In both chambers, Republicans have tried — without success — to suspend the rules to bring bills up for a vote that would boost the penalty from a gross misdemeanor to a felony. 

A version came up for a committee hearing Thursday and another was slotted for a Senate panel discussion Friday. GOP lawmakers voiced concerns about additions that would require additional reporting to the Legislature on firearms seized and gun trafficking investigations underway. It would also lump in additional devices attached to a firearm allowing it to fire off more bullets at once.

“If we obviously agree on the increasing penalties for straw purchasers piece, I don’t know why we couldn’t just have a clean bill that affects that rather than attaching a potentially controversial gun control piece of legislation to it as well,” Rep. Water Hudson, R-Albertville, said.
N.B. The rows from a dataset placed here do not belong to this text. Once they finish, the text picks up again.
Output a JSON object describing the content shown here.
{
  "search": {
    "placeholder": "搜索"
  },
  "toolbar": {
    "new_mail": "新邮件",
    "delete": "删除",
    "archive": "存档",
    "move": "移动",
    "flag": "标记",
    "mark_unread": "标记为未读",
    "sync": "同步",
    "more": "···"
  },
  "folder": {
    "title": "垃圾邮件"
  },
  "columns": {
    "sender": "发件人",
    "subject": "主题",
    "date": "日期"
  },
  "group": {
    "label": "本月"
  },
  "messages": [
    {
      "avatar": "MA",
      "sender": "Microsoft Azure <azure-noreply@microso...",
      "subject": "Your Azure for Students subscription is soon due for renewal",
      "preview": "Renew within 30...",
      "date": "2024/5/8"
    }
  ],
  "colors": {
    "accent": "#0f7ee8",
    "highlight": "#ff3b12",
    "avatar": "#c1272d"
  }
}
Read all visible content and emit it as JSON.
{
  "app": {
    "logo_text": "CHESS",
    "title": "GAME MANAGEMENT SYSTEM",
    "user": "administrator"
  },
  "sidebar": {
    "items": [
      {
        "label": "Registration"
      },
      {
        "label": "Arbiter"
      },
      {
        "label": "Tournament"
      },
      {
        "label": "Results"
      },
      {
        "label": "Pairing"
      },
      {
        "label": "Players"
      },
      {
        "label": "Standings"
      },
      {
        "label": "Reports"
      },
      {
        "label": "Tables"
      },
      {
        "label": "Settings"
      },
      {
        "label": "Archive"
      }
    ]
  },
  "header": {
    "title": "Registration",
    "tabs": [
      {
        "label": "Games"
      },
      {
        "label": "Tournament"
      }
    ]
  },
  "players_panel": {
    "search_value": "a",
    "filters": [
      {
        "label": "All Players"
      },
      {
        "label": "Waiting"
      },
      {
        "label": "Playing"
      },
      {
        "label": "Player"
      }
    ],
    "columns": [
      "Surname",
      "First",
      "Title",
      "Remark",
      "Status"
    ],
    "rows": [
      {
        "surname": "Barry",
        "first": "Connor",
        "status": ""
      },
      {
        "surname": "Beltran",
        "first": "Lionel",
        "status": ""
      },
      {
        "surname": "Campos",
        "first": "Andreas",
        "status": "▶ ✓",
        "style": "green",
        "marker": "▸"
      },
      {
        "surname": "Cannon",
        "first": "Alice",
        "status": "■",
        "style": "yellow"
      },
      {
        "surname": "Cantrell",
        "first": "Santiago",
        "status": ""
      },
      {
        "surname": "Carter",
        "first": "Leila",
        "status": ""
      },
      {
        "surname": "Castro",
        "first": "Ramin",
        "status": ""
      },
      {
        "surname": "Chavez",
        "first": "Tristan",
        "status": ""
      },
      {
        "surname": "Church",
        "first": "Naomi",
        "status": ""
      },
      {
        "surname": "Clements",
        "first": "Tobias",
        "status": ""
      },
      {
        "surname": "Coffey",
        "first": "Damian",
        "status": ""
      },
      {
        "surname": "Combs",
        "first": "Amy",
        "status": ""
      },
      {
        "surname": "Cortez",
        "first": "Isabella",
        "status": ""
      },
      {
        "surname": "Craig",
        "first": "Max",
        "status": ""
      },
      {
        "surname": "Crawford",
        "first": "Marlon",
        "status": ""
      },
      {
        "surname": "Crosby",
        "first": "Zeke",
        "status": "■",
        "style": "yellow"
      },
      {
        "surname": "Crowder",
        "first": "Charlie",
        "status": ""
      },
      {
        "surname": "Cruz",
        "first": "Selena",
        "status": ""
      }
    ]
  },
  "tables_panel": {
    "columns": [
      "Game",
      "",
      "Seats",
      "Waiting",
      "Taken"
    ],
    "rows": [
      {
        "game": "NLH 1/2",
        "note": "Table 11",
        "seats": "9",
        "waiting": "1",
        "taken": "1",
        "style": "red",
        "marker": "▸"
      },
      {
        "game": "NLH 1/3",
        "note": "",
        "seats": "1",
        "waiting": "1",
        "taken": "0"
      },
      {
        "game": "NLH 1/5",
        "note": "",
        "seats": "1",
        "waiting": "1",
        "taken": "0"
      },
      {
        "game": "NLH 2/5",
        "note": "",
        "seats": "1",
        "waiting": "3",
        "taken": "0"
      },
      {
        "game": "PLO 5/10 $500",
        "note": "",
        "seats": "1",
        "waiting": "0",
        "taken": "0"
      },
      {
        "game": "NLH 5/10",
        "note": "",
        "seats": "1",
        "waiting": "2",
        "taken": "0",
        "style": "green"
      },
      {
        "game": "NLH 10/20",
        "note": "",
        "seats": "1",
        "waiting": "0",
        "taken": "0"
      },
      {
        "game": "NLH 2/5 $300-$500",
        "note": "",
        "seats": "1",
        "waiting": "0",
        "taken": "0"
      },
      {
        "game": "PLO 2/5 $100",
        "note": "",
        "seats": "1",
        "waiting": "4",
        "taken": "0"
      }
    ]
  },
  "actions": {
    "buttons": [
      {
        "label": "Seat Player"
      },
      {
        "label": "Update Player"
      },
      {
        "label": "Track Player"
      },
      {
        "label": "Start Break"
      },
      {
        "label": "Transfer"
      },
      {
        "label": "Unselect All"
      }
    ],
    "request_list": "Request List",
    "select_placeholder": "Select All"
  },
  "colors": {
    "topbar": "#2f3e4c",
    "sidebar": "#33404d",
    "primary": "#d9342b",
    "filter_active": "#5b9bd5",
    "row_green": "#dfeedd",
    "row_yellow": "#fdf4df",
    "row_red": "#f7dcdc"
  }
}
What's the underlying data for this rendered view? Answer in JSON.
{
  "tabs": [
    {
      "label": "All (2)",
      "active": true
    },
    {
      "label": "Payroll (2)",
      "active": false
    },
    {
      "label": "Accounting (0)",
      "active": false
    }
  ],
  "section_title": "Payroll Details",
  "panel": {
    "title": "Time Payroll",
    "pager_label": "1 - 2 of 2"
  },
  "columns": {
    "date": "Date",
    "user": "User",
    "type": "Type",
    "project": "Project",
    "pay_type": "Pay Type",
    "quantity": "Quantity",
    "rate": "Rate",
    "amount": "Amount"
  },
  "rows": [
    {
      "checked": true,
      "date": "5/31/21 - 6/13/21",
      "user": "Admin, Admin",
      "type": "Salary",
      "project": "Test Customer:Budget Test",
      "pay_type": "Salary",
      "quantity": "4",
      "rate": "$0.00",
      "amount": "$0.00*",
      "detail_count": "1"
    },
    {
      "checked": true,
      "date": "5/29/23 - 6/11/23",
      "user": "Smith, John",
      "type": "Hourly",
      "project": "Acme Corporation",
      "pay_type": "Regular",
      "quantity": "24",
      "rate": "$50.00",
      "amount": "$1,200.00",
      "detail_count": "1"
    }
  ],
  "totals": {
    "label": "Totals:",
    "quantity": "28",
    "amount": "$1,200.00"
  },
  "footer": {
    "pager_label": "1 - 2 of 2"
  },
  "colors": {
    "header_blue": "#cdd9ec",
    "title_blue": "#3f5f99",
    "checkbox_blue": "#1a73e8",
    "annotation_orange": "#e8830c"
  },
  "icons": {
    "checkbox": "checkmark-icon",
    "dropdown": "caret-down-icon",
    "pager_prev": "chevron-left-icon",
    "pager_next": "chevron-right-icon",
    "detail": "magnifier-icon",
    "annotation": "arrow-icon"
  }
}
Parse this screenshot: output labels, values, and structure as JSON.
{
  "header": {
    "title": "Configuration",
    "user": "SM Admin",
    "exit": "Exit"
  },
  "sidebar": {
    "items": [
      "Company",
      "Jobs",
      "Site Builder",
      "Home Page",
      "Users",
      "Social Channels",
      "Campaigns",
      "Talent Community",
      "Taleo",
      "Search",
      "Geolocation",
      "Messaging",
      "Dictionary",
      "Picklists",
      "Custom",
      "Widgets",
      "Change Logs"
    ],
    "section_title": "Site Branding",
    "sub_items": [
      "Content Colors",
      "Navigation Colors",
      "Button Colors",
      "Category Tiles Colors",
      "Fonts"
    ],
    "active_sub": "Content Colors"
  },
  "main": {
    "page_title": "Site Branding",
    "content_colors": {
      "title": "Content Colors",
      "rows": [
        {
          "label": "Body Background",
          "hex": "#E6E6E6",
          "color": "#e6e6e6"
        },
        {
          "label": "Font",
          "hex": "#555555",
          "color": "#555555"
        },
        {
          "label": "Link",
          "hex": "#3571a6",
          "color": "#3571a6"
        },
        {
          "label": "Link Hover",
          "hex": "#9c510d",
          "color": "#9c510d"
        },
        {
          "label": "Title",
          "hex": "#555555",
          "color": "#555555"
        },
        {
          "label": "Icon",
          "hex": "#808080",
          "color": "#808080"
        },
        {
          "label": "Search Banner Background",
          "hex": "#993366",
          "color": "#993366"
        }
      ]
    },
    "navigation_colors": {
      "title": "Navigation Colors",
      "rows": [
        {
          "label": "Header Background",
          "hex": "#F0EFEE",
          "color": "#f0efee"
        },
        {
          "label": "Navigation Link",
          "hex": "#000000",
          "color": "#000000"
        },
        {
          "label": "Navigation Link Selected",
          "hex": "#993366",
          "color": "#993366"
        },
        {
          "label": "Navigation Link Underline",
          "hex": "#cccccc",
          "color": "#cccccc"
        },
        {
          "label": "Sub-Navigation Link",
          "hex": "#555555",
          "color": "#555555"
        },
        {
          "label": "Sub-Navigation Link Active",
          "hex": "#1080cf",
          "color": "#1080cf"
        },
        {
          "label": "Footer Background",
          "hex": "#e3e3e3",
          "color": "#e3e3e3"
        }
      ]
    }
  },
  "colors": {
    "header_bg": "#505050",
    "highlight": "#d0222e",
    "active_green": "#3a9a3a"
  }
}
Sen. Heather Gustafson, DFL-Vadnais Heights, is carrying her own version and said it will likely begin a discussion this year.

“There’s some room to be working on that. But again, that takes time to get it right,” Gustafson said. “I don’t want to I don’t want to rush something as important as the straw purchase legislation.”

‘We obey the law’

Before passing new laws, Republicans and gun rights advocates say prosecutors should enforce laws already on the books that set penalties for those who unsafely store their firearms or transfer them to people unauthorized to have them.

“We’re law abiding, we obey the law,” Greg Kemple, of Rochester, said. “And we feel that it’s an unjust crucifixion every year when the Legislature gets in session. They immediately come out of the gate like they did this year, and started throwing all these gun laws at us.” 

Kemple and a few dozen others filled out bright yellow postcards and walked through how to talk about each of the proposals before meeting with lawmakers on Wednesday morning. 

With hours left before lawmakers were set to hit a first committee hearing deadline on Friday, gun owners held out hope that they could stave off more changes. 

“I think that if anything does pass this year,” said Rob Doar of the Minnesota Gun Owners Caucus, “I think it’s going to be something significantly more measured than what was introduced.”

A man speaks in low-ceiling room
Minnesota Gun Owners Caucus senior vice president Rob Doar offers instructions for speaking with legislators on gun rights during a lobbying day at the State Capitol in St. Paul on Tuesday.
Ben Hovland | MPR News